November 26, 2012



Did anyone, anywhere, expect LIZ & DICK to be something other than junk?  Lifetime’s TV-movie, with its stunt casting of Lindsay Lohan as Elizabeth Taylor, was calibrated to get train-wreck eyeballs (it might as well have come with a TMZ tie-in) and it certainly may succeed at that.  There’s some justice to this, since Taylor and Richard Burton were not only among the progenitors of our current celebrity culture but often their own self-parodies (I remember seeing them on stage as the divorcees who couldn’t stop fighting or stay away from each other in Noel Coward’s Private Lives), but they deserved better than this lazy, rote recital of their greatest hits.

Of course, the movie itself, with its saga of scandalous stars, is secondary to the meta story of its own star, which is to say the unveiling of what remains of Lindsay Lohan, playing her first leading role since I Know Who Killed Me in 2007.  By then, the shambles of her life and career were already big news, starting more or less when a furious letter from the producer of her Georgia Rules was leaked to the press, and of course things only got worse after that.  For quite a long time, Lohan received far more benefit of the doubt than the usual run of young clods, because, we were constantly reminded, she had talent.  And it was true that she seemed to be better able than most to make the transition from child star to adult, moving smoothly from Mean Girls to A Prairie Home Companion, where she held her own with the likes of Meryl Streep.  But for now, at least, that Lindsay Lohan is gone.  In Liz & Dick, she doesn’t begin to simulate Taylor’s unique blend of voluptuous earthiness and hauteur.  She barely even goes through the motions of “acting,” without any attempt to sound or behave like the real Taylor (although the creators of her wigs, make-up and costumes do a better job–despite the odd failure to cover Lohan’s freckled shoulders in a few shots–and occasionally she’s lit and posed carefully enough that she resembles a blurry photo of the star).  This is sometimes downright embarrassing, as in the mercifully brief glimpses we get of what’s supposed to be footage from Who’s Afraid of Virginia Woolf?, but even worse is Lohan’s failure to interact with anyone else in the cast, content simply to recite her lines as Lindsay Lohan.

Grant Bowler, as Burton, fares somewhat better.  He doesn’t particularly look like Burton, but he does a reasonable job with the actor’s sonorous voice, and that’s a big part of capturing Burton.  He also at least makes the effort of portraying Burton as a cohesive character.  There are hardly any other characters in Liz & Dick (no one wanted to pay for permission, so none of their movie co-stars are shown), apart from David Hunt, sturdy as Burton’s chiding brother, and Theresa Russell, barely present as Taylor’s mother.

Christopher Monger’s script dutifully sprints through 90 minutes worth of the Taylor/Burton checklist:  initial hostility followed by passionate affair on the set of Cleopatra, eventual battling marriage, Burton’s jealousy over Taylor’s Oscars, Taylor’s worries about gaining weight and getting old (not that Lohan’s body or face ever change), purchases of massive jewelry, Burton’s drinking, etc.  There’s no depth or point of view, no lingering over any mood or emotion–it’s just an illustrated Wikipedia entry.  Lloyd Kramer’s direction is competent, but never successfully hides the project’s limited budget and lack of detail.

Among the ironies of Liz & Dick is that late in their careers, both Taylor and Burton appeared in their own share of crappy TV movies, forgettable paychecks like Malice In Wonderland and North & South for her, and Divorce His/Divorce Hers for both of them.  So while they would probably be insulted by the superficial, bland depictions of themselves here, they wouldn’t have been surprised.  If there was one thing both of them understood, it was showbiz.

About the Author

Mitch Salem
MITCH SALEM has worked on the business side of the entertainment industry for 20 years, as a senior business affairs executive and attorney for such companies as NBC, ABC, USA, Syfy, Bravo, and BermanBraun Productions, and before that, at the NY law firm of Weil, Gotshal & Manges.
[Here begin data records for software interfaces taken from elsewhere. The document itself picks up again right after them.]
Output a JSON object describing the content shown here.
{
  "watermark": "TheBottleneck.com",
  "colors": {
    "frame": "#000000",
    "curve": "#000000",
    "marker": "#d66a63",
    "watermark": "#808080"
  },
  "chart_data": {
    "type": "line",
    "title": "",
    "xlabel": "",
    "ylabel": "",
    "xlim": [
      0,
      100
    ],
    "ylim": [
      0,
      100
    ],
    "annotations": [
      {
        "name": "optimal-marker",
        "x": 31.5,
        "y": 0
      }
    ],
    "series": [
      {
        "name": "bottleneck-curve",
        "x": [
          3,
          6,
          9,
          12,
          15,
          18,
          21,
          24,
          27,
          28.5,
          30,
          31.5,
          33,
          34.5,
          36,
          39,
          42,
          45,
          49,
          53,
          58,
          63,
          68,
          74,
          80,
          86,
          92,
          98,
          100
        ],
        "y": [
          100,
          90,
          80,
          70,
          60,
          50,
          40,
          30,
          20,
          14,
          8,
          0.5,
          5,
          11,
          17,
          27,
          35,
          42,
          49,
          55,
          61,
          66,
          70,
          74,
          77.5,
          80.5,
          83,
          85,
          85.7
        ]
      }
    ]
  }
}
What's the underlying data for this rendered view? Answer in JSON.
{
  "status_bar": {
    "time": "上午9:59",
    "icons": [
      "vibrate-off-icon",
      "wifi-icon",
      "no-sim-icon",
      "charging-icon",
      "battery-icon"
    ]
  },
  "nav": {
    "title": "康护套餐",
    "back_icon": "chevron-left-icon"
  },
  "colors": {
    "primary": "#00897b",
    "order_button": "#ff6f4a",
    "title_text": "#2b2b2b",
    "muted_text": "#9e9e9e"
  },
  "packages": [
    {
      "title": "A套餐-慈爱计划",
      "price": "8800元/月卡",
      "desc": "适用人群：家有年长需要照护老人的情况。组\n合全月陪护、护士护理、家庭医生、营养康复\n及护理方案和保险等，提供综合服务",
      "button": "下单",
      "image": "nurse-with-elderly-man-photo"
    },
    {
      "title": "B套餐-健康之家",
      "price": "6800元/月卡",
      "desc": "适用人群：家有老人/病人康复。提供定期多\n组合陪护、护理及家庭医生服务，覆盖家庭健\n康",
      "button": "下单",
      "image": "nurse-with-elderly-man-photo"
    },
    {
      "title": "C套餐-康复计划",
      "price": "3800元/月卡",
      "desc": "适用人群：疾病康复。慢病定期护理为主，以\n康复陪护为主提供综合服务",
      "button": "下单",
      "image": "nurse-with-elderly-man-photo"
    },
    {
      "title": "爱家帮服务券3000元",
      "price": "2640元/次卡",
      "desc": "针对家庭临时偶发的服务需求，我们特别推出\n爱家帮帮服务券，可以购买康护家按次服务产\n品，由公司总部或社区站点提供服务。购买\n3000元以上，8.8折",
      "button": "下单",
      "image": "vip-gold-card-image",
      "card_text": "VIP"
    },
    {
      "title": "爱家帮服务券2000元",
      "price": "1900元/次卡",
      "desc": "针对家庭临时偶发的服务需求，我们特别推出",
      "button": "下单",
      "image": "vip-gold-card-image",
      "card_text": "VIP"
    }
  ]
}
During all that, he has more or less constantly been going to the movies and watching TV, and writing about both since the 1980s. His film reviews also currently appear on and In addition, he is co-writer of an episode of the television series "Felicity."